◆ Exercise ◆
Repeat the entire listing below exactly.

= = = =

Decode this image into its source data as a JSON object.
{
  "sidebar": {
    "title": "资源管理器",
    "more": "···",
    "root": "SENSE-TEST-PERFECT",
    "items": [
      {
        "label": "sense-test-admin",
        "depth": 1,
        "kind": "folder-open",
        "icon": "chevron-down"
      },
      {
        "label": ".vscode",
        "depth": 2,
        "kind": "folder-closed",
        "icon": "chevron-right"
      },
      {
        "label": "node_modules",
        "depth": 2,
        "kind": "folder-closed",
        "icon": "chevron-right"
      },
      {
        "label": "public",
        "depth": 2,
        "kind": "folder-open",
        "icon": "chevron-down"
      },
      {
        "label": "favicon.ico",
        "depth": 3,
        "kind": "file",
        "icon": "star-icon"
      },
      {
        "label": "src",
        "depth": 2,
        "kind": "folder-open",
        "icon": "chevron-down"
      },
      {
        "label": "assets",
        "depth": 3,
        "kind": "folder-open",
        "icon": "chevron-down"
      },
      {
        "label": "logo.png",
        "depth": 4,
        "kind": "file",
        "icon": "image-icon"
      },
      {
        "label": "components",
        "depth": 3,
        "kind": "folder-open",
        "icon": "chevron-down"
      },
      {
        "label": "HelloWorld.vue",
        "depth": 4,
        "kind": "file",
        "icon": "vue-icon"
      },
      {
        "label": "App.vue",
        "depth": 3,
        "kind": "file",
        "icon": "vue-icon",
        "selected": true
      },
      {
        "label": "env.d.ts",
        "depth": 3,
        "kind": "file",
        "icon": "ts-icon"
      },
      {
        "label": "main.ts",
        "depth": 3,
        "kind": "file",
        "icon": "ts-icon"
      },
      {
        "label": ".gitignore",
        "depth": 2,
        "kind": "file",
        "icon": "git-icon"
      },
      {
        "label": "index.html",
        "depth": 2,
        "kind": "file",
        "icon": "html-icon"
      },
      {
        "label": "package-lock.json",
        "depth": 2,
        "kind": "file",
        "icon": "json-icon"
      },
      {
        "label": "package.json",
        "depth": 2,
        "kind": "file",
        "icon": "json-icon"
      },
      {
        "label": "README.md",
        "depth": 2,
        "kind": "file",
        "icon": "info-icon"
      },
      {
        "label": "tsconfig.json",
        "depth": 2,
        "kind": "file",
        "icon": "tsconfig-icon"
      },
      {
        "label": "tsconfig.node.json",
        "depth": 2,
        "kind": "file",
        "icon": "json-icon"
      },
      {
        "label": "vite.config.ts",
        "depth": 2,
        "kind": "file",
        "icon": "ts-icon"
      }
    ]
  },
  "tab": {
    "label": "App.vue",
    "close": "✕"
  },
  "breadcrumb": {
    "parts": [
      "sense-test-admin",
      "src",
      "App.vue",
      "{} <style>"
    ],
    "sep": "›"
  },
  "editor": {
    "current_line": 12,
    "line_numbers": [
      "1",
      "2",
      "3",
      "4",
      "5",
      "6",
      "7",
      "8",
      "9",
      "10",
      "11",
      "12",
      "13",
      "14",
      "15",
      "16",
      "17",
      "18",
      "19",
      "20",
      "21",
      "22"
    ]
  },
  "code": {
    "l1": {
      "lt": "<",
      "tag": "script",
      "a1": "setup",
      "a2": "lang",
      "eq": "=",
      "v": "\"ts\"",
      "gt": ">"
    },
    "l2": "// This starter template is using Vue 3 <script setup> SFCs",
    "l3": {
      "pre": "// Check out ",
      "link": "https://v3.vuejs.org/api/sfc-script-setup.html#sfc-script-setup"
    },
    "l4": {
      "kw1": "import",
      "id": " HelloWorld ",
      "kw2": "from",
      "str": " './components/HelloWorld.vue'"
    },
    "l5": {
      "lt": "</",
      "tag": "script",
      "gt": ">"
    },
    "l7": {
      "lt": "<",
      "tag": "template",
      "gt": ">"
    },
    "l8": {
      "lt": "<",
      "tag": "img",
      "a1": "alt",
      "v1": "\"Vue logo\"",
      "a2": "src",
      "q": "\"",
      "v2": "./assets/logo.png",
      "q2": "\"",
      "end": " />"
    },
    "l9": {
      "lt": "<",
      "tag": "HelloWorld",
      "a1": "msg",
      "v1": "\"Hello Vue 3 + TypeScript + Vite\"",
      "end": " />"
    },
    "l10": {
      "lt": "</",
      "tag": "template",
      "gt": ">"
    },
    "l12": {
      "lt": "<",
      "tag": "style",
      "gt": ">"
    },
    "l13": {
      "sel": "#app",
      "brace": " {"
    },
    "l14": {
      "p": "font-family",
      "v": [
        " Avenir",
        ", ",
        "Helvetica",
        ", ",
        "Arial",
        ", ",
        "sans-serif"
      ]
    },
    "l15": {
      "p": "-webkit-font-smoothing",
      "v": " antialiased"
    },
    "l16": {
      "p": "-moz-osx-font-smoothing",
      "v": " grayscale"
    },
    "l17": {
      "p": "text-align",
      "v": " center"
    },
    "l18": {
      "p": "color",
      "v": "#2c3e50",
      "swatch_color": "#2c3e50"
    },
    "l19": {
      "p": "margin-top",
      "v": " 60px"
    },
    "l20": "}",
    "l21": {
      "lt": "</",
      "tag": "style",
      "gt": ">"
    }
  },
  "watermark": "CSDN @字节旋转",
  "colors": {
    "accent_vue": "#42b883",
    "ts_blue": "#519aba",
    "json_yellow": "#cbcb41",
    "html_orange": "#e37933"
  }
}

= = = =

◆ Exercise response ◆
Decode this image into its source data as a JSON object.
{
  "sidebar": {
    "title": "资源管理器",
    "more": "···",
    "root": "SENSE-TEST-PERFECT",
    "items": [
      {
        "label": "sense-test-admin",
        "depth": 1,
        "kind": "folder-open",
        "icon": "chevron-down"
      },
      {
        "label": ".vscode",
        "depth": 2,
        "kind": "folder-closed",
        "icon": "chevron-right"
      },
      {
        "label": "node_modules",
        "depth": 2,
        "kind": "folder-closed",
        "icon": "chevron-right"
      },
      {
        "label": "public",
        "depth": 2,
        "kind": "folder-open",
        "icon": "chevron-down"
      },
      {
        "label": "favicon.ico",
        "depth": 3,
        "kind": "file",
        "icon": "star-icon"
      },
      {
        "label": "src",
        "depth": 2,
        "kind": "folder-open",
        "icon": "chevron-down"
      },
      {
        "label": "assets",
        "depth": 3,
        "kind": "folder-open",
        "icon": "chevron-down"
      },
      {
        "label": "logo.png",
        "depth": 4,
        "kind": "file",
        "icon": "image-icon"
      },
      {
        "label": "components",
        "depth": 3,
        "kind": "folder-open",
        "icon": "chevron-down"
      },
      {
        "label": "HelloWorld.vue",
        "depth": 4,
        "kind": "file",
        "icon": "vue-icon"
      },
      {
        "label": "App.vue",
        "depth": 3,
        "kind": "file",
        "icon": "vue-icon",
        "selected": true
      },
      {
        "label": "env.d.ts",
        "depth": 3,
        "kind": "file",
        "icon": "ts-icon"
      },
      {
        "label": "main.ts",
        "depth": 3,
        "kind": "file",
        "icon": "ts-icon"
      },
      {
        "label": ".gitignore",
        "depth": 2,
        "kind": "file",
        "icon": "git-icon"
      },
      {
        "label": "index.html",
        "depth": 2,
        "kind": "file",
        "icon": "html-icon"
      },
      {
        "label": "package-lock.json",
        "depth": 2,
        "kind": "file",
        "icon": "json-icon"
      },
      {
        "label": "package.json",
        "depth": 2,
        "kind": "file",
        "icon": "json-icon"
      },
      {
        "label": "README.md",
        "depth": 2,
        "kind": "file",
        "icon": "info-icon"
      },
      {
        "label": "tsconfig.json",
        "depth": 2,
        "kind": "file",
        "icon": "tsconfig-icon"
      },
      {
        "label": "tsconfig.node.json",
        "depth": 2,
        "kind": "file",
        "icon": "json-icon"
      },
      {
        "label": "vite.config.ts",
        "depth": 2,
        "kind": "file",
        "icon": "ts-icon"
      }
    ]
  },
  "tab": {
    "label": "App.vue",
    "close": "✕"
  },
  "breadcrumb": {
    "parts": [
      "sense-test-admin",
      "src",
      "App.vue",
      "{} <style>"
    ],
    "sep": "›"
  },
  "editor": {
    "current_line": 12,
    "line_numbers": [
      "1",
      "2",
      "3",
      "4",
      "5",
      "6",
      "7",
      "8",
      "9",
      "10",
      "11",
      "12",
      "13",
      "14",
      "15",
      "16",
      "17",
      "18",
      "19",
      "20",
      "21",
      "22"
    ]
  },
  "code": {
    "l1": {
      "lt": "<",
      "tag": "script",
      "a1": "setup",
      "a2": "lang",
      "eq": "=",
      "v": "\"ts\"",
      "gt": ">"
    },
    "l2": "// This starter template is using Vue 3 <script setup> SFCs",
    "l3": {
      "pre": "// Check out ",
      "link": "https://v3.vuejs.org/api/sfc-script-setup.html#sfc-script-setup"
    },
    "l4": {
      "kw1": "import",
      "id": " HelloWorld ",
      "kw2": "from",
      "str": " './components/HelloWorld.vue'"
    },
    "l5": {
      "lt": "</",
      "tag": "script",
      "gt": ">"
    },
    "l7": {
      "lt": "<",
      "tag": "template",
      "gt": ">"
    },
    "l8": {
      "lt": "<",
      "tag": "img",
      "a1": "alt",
      "v1": "\"Vue logo\"",
      "a2": "src",
      "q": "\"",
      "v2": "./assets/logo.png",
      "q2": "\"",
      "end": " />"
    },
    "l9": {
      "lt": "<",
      "tag": "HelloWorld",
      "a1": "msg",
      "v1": "\"Hello Vue 3 + TypeScript + Vite\"",
      "end": " />"
    },
    "l10": {
      "lt": "</",
      "tag": "template",
      "gt": ">"
    },
    "l12": {
      "lt": "<",
      "tag": "style",
      "gt": ">"
    },
    "l13": {
      "sel": "#app",
      "brace": " {"
    },
    "l14": {
      "p": "font-family",
      "v": [
        " Avenir",
        ", ",
        "Helvetica",
        ", ",
        "Arial",
        ", ",
        "sans-serif"
      ]
    },
    "l15": {
      "p": "-webkit-font-smoothing",
      "v": " antialiased"
    },
    "l16": {
      "p": "-moz-osx-font-smoothing",
      "v": " grayscale"
    },
    "l17": {
      "p": "text-align",
      "v": " center"
    },
    "l18": {
      "p": "color",
      "v": "#2c3e50",
      "swatch_color": "#2c3e50"
    },
    "l19": {
      "p": "margin-top",
      "v": " 60px"
    },
    "l20": "}",
    "l21": {
      "lt": "</",
      "tag": "style",
      "gt": ">"
    }
  },
  "watermark": "CSDN @字节旋转",
  "colors": {
    "accent_vue": "#42b883",
    "ts_blue": "#519aba",
    "json_yellow": "#cbcb41",
    "html_orange": "#e37933"
  }
}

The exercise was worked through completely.